Man Linux: Main Page and Category List


       ibp  -  show  which  of  the  International  Beacon  Project beacons is


       ibp [arguments]


       IBP shows which of the beacons of the International Beacon  Project  is
       transmitting now.

       The following arguments can be used:

       a band expressed either in MHz (14, 18, 21, 24 or 28) or in meters (20,
       17, 15, 12 or 10); if no band  is  specified,  the  program  starts  in
       multi-band mode.

       a  Maidenhead  locator  (like  JO32KF  or  JO32),  to  be  used for the
       calculation of distance and azimuth (both short and long path) to  each

       -c, --nocolour
              don’t use colour, even on a colour terminal.

       -m, --morse
              display  callsign  of active beacon in morse code (not in multi-
              band mode).

       -x, --nograph
              don’t open the X11 window (showing a world map with  the  beacon
              locations,  and  short  and  long  paths)  even  if  the DISPLAY
              environment variable is set.  This option is only  available  if
              X11 support has been compiled in.

       Note:  since  each  beacon  transmission  lasts  only  10 seconds, your
       computer’s clock should be set reasonably accurately for the results to
       be valid.

       Note: no net connection is required to use ibp.


       The  International  Beacon  Project  is a set of 18 amateur (ham) radio
       transmitters around the world, each of which transmit every  3  minutes
       on  a  set  of  5 short-wave frequencies.  This allows short-wave radio
       users to quickly assess the current worldwide  propagation  conditions.
       Much more information can be found on

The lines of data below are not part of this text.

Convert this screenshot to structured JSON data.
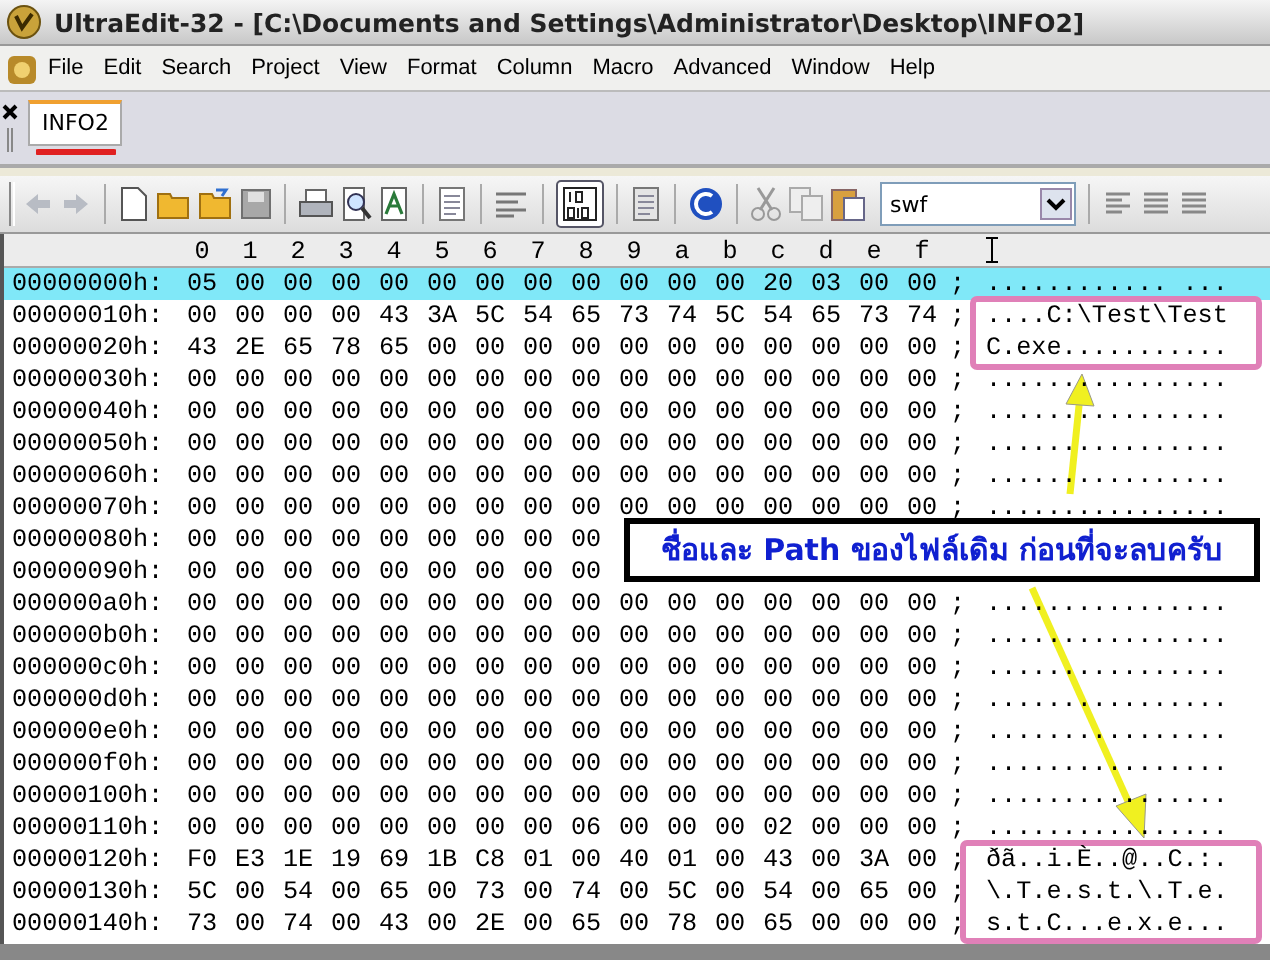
{
  "window": {
    "title": "UltraEdit-32 - [C:\\Documents and Settings\\Administrator\\Desktop\\INFO2]"
  },
  "menu": [
    "File",
    "Edit",
    "Search",
    "Project",
    "View",
    "Format",
    "Column",
    "Macro",
    "Advanced",
    "Window",
    "Help"
  ],
  "tabs": [
    {
      "label": "INFO2",
      "selected": true,
      "underlined": true
    }
  ],
  "toolbar": {
    "combo_value": "swf"
  },
  "hex": {
    "columns": [
      "0",
      "1",
      "2",
      "3",
      "4",
      "5",
      "6",
      "7",
      "8",
      "9",
      "a",
      "b",
      "c",
      "d",
      "e",
      "f"
    ],
    "rows": [
      {
        "address": "00000000h:",
        "bytes": [
          "05",
          "00",
          "00",
          "00",
          "00",
          "00",
          "00",
          "00",
          "00",
          "00",
          "00",
          "00",
          "20",
          "03",
          "00",
          "00"
        ],
        "separator": ";",
        "ascii": "............ ...",
        "selected": true
      },
      {
        "address": "00000010h:",
        "bytes": [
          "00",
          "00",
          "00",
          "00",
          "43",
          "3A",
          "5C",
          "54",
          "65",
          "73",
          "74",
          "5C",
          "54",
          "65",
          "73",
          "74"
        ],
        "separator": ";",
        "ascii": "....C:\\Test\\Test",
        "selected": false
      },
      {
        "address": "00000020h:",
        "bytes": [
          "43",
          "2E",
          "65",
          "78",
          "65",
          "00",
          "00",
          "00",
          "00",
          "00",
          "00",
          "00",
          "00",
          "00",
          "00",
          "00"
        ],
        "separator": ";",
        "ascii": "C.exe...........",
        "selected": false
      },
      {
        "address": "00000030h:",
        "bytes": [
          "00",
          "00",
          "00",
          "00",
          "00",
          "00",
          "00",
          "00",
          "00",
          "00",
          "00",
          "00",
          "00",
          "00",
          "00",
          "00"
        ],
        "separator": ";",
        "ascii": "................",
        "selected": false
      },
      {
        "address": "00000040h:",
        "bytes": [
          "00",
          "00",
          "00",
          "00",
          "00",
          "00",
          "00",
          "00",
          "00",
          "00",
          "00",
          "00",
          "00",
          "00",
          "00",
          "00"
        ],
        "separator": ";",
        "ascii": "................",
        "selected": false
      },
      {
        "address": "00000050h:",
        "bytes": [
          "00",
          "00",
          "00",
          "00",
          "00",
          "00",
          "00",
          "00",
          "00",
          "00",
          "00",
          "00",
          "00",
          "00",
          "00",
          "00"
        ],
        "separator": ";",
        "ascii": "................",
        "selected": false
      },
      {
        "address": "00000060h:",
        "bytes": [
          "00",
          "00",
          "00",
          "00",
          "00",
          "00",
          "00",
          "00",
          "00",
          "00",
          "00",
          "00",
          "00",
          "00",
          "00",
          "00"
        ],
        "separator": ";",
        "ascii": "................",
        "selected": false
      },
      {
        "address": "00000070h:",
        "bytes": [
          "00",
          "00",
          "00",
          "00",
          "00",
          "00",
          "00",
          "00",
          "00",
          "00",
          "00",
          "00",
          "00",
          "00",
          "00",
          "00"
        ],
        "separator": ";",
        "ascii": "................",
        "selected": false
      },
      {
        "address": "00000080h:",
        "bytes": [
          "00",
          "00",
          "00",
          "00",
          "00",
          "00",
          "00",
          "00",
          "00"
        ],
        "selected": false
      },
      {
        "address": "00000090h:",
        "bytes": [
          "00",
          "00",
          "00",
          "00",
          "00",
          "00",
          "00",
          "00",
          "00"
        ],
        "selected": false
      },
      {
        "address": "000000a0h:",
        "bytes": [
          "00",
          "00",
          "00",
          "00",
          "00",
          "00",
          "00",
          "00",
          "00",
          "00",
          "00",
          "00",
          "00",
          "00",
          "00",
          "00"
        ],
        "separator": ";",
        "ascii": "................",
        "selected": false
      },
      {
        "address": "000000b0h:",
        "bytes": [
          "00",
          "00",
          "00",
          "00",
          "00",
          "00",
          "00",
          "00",
          "00",
          "00",
          "00",
          "00",
          "00",
          "00",
          "00",
          "00"
        ],
        "separator": ";",
        "ascii": "................",
        "selected": false
      },
      {
        "address": "000000c0h:",
        "bytes": [
          "00",
          "00",
          "00",
          "00",
          "00",
          "00",
          "00",
          "00",
          "00",
          "00",
          "00",
          "00",
          "00",
          "00",
          "00",
          "00"
        ],
        "separator": ";",
        "ascii": "................",
        "selected": false
      },
      {
        "address": "000000d0h:",
        "bytes": [
          "00",
          "00",
          "00",
          "00",
          "00",
          "00",
          "00",
          "00",
          "00",
          "00",
          "00",
          "00",
          "00",
          "00",
          "00",
          "00"
        ],
        "separator": ";",
        "ascii": "................",
        "selected": false
      },
      {
        "address": "000000e0h:",
        "bytes": [
          "00",
          "00",
          "00",
          "00",
          "00",
          "00",
          "00",
          "00",
          "00",
          "00",
          "00",
          "00",
          "00",
          "00",
          "00",
          "00"
        ],
        "separator": ";",
        "ascii": "................",
        "selected": false
      },
      {
        "address": "000000f0h:",
        "bytes": [
          "00",
          "00",
          "00",
          "00",
          "00",
          "00",
          "00",
          "00",
          "00",
          "00",
          "00",
          "00",
          "00",
          "00",
          "00",
          "00"
        ],
        "separator": ";",
        "ascii": "................",
        "selected": false
      },
      {
        "address": "00000100h:",
        "bytes": [
          "00",
          "00",
          "00",
          "00",
          "00",
          "00",
          "00",
          "00",
          "00",
          "00",
          "00",
          "00",
          "00",
          "00",
          "00",
          "00"
        ],
        "separator": ";",
        "ascii": "................",
        "selected": false
      },
      {
        "address": "00000110h:",
        "bytes": [
          "00",
          "00",
          "00",
          "00",
          "00",
          "00",
          "00",
          "00",
          "06",
          "00",
          "00",
          "00",
          "02",
          "00",
          "00",
          "00"
        ],
        "separator": ";",
        "ascii": "................",
        "selected": false
      },
      {
        "address": "00000120h:",
        "bytes": [
          "F0",
          "E3",
          "1E",
          "19",
          "69",
          "1B",
          "C8",
          "01",
          "00",
          "40",
          "01",
          "00",
          "43",
          "00",
          "3A",
          "00"
        ],
        "separator": ";",
        "ascii": "ðã..i.È..@..C.:.",
        "selected": false
      },
      {
        "address": "00000130h:",
        "bytes": [
          "5C",
          "00",
          "54",
          "00",
          "65",
          "00",
          "73",
          "00",
          "74",
          "00",
          "5C",
          "00",
          "54",
          "00",
          "65",
          "00"
        ],
        "separator": ";",
        "ascii": "\\.T.e.s.t.\\.T.e.",
        "selected": false
      },
      {
        "address": "00000140h:",
        "bytes": [
          "73",
          "00",
          "74",
          "00",
          "43",
          "00",
          "2E",
          "00",
          "65",
          "00",
          "78",
          "00",
          "65",
          "00",
          "00",
          "00"
        ],
        "separator": ";",
        "ascii": "s.t.C...e.x.e...",
        "selected": false
      }
    ]
  },
  "callout": {
    "text": "ชื่อและ Path ของไฟล์เดิม ก่อนที่จะลบครับ"
  }
}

       Pieter-Tjerk de  Boer  <>;  via  amateur  packet-radio:

       The X11 display code is heavily based on the ’sunclock’ program by John
       Mackin <>.